* Do hospitals with a case management model operate in markets with higher per capita income, lower unemployment rate, less elderly population, and lower HMO penetration?
It has been suggested that this instability may be the result of a county having a relatively small number of Medicare beneficiaries or high HMO penetration rates.
The level of HMO penetration (defined as the ratio of county-level HMO penetration to national-level HMO penetration) is a measure of the relative level of managed care across counties.
Significant Medicare HMO penetration may only be fostered in those areas of the country where Medicare FFS costs of serving Medicare beneficiaries are substantially higher than HMO's costs.
We also control for the HMO penetration rate reported by Interstudy, which includes the proportion of a market's insured population (e.g., Medicare, Medicaid, and commercial insurance) enrolled in an HMO.
Finally, to control for market characteristics, we include region fixed effects and the county HMO penetration rate from InterStudy.

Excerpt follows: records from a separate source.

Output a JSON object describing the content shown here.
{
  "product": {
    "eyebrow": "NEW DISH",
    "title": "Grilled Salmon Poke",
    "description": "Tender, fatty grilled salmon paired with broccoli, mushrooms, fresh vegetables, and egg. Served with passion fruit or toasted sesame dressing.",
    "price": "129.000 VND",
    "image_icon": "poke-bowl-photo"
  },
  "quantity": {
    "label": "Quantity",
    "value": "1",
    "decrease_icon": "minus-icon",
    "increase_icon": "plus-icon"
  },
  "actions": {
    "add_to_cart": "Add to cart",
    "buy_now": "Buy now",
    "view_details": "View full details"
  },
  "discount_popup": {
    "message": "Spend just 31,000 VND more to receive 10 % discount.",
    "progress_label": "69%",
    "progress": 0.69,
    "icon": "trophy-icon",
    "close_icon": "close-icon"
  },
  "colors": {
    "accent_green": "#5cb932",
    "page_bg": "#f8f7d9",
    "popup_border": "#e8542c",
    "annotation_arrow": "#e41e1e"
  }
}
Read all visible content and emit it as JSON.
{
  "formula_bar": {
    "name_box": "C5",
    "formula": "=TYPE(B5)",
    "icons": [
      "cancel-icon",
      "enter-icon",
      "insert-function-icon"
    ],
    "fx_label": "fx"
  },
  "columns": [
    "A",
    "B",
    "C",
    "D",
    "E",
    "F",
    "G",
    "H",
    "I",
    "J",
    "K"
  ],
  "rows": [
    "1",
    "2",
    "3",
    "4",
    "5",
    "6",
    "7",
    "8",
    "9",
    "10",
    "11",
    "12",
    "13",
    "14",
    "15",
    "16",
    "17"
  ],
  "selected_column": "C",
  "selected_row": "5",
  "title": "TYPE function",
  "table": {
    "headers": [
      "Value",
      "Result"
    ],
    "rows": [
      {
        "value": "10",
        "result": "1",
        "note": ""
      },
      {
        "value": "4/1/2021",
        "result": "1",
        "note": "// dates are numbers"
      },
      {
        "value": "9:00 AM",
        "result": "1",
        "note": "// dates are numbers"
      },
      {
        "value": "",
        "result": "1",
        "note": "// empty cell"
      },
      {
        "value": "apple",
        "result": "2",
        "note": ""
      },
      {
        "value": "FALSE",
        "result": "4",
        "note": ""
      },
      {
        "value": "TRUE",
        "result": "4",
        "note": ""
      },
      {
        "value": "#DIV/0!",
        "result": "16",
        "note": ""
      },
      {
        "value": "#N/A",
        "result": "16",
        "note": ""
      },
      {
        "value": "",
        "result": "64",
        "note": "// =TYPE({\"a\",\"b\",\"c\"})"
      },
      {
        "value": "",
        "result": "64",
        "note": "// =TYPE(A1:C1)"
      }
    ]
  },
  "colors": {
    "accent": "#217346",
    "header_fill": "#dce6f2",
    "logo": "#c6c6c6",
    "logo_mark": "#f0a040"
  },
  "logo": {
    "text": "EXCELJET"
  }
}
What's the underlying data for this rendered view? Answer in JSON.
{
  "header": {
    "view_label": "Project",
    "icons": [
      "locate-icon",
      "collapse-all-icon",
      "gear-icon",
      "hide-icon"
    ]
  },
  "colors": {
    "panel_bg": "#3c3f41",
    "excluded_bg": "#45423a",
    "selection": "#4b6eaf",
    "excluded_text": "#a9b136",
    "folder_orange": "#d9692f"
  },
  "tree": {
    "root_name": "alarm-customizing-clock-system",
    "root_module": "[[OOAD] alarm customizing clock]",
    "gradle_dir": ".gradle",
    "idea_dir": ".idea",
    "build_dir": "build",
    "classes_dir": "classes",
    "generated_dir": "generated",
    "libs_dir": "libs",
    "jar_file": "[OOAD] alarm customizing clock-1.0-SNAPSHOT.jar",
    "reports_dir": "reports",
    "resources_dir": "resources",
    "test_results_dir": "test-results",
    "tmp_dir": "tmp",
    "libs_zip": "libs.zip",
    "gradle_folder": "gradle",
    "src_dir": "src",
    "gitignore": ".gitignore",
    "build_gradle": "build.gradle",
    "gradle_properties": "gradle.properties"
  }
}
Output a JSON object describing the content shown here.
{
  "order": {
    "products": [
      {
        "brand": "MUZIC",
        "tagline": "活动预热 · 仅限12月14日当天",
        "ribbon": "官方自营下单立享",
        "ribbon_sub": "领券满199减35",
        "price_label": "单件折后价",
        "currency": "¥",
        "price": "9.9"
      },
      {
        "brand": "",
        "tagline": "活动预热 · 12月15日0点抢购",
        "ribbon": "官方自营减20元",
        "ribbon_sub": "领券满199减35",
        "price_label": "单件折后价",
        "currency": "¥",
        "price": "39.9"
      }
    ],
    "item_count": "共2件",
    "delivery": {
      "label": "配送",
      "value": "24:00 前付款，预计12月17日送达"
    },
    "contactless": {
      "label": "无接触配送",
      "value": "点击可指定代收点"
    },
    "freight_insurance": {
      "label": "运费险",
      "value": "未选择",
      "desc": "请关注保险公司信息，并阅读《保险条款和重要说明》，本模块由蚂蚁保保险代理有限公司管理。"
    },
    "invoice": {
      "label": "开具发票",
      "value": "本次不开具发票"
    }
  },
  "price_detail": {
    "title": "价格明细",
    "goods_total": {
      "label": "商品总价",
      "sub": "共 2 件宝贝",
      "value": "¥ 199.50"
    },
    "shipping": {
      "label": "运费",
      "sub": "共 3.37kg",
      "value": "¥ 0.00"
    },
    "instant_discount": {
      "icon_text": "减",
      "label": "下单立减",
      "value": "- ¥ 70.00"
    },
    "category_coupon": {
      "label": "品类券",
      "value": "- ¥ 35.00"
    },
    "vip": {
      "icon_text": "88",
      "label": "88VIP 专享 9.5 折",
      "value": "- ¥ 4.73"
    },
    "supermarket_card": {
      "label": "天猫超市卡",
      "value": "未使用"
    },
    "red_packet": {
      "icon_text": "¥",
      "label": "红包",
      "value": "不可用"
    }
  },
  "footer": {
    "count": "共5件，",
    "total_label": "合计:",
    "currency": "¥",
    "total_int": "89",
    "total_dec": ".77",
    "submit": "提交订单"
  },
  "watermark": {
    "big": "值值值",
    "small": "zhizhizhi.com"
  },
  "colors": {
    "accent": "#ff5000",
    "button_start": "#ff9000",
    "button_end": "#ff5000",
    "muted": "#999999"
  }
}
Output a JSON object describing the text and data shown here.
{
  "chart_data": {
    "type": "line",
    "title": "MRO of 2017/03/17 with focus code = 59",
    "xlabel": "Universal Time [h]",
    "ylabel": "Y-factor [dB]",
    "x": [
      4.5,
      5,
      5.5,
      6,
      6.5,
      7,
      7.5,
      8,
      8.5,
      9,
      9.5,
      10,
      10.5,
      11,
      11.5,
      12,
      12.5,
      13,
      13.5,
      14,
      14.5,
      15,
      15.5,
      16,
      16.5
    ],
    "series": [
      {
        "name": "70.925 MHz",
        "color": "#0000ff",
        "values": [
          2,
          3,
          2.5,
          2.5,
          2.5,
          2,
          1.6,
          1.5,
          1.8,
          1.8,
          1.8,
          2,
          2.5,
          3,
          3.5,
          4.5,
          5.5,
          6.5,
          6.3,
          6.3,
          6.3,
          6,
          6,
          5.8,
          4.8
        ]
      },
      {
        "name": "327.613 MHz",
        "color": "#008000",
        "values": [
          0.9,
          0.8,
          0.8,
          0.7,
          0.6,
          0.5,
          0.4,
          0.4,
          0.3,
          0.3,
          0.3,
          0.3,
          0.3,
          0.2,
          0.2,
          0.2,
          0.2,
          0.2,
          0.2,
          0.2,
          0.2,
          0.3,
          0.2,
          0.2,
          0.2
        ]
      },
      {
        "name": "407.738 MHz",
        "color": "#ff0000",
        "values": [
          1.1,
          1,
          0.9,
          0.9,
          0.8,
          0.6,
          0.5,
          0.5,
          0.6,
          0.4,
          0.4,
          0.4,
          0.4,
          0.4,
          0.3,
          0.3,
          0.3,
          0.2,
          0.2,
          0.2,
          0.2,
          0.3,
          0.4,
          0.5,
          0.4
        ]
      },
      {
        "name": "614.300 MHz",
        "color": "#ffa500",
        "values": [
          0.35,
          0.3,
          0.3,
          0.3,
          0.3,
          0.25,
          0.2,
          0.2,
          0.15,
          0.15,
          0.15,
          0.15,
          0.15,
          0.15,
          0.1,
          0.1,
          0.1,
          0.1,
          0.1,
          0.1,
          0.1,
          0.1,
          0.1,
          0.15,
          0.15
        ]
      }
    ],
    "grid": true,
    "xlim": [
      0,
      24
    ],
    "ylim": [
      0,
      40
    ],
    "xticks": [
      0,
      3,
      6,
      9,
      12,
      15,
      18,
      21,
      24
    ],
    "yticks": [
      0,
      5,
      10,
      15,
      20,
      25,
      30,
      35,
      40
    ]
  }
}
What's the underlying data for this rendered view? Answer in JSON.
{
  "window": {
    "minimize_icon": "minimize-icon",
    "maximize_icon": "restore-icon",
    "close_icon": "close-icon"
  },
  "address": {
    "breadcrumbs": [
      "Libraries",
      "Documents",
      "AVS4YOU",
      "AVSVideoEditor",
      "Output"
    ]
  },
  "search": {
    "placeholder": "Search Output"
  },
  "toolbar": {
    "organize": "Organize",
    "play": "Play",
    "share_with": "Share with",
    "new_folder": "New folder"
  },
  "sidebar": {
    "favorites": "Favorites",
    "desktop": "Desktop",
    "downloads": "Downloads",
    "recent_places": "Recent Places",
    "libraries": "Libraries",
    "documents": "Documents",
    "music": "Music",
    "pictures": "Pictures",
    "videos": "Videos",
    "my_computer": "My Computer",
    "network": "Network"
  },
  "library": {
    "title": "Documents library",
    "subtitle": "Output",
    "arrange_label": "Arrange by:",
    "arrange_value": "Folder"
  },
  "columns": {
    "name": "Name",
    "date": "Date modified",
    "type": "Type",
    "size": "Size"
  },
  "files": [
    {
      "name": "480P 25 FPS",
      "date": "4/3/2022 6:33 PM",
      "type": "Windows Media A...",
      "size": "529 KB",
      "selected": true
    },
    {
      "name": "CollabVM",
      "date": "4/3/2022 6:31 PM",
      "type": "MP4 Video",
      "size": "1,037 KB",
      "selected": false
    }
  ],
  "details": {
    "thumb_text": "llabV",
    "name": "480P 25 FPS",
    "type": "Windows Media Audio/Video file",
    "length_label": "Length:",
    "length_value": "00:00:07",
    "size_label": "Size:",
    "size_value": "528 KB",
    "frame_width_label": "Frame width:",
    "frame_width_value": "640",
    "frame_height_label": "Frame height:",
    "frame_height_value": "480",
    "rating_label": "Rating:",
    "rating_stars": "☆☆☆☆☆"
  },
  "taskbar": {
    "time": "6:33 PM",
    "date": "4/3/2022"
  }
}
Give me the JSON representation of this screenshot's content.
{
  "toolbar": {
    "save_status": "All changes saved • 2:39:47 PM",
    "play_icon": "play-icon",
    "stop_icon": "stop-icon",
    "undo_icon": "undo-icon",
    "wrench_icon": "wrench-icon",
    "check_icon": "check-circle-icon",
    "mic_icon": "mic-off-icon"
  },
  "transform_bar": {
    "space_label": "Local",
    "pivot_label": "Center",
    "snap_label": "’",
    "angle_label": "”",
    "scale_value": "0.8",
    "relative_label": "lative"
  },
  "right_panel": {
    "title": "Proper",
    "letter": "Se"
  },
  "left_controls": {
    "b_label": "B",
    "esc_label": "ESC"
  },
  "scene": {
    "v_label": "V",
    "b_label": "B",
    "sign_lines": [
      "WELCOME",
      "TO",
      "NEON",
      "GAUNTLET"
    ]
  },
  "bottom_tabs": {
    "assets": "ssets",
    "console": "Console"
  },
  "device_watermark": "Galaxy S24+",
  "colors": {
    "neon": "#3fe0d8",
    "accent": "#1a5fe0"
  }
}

The number of Medicare HMO plans available and Medicare HMO penetration in each county are included to control for supply of insurance plans.
Other weaknesses are their reliance on cross-sectional variation in HMO penetration and a limited set of controls.
Because our measures for HMO penetration and percent uninsured are based on data for Metropolitan Statistical Areas (MSA) and were extrapolated to non-MSA counties (Bureau of Health Professions 1999; Bureau of Labor Statistics and Bureau of the Census 2000), we excluded non-MSA counties from the analyses.
In the earliest study, based on data from the early 1980s, Shortell and Hughes (1988) found that in-hospital mortality rates for 16 clinical conditions were higher in market areas with higher HMO penetration, but the number of competing hospitals in a market area was unassociated with mortality.
MSA level factors used in these analyses, including median area income, HMO penetration and HMO competition indicators, were linked to the NHIS datasets by MSA and year indicators.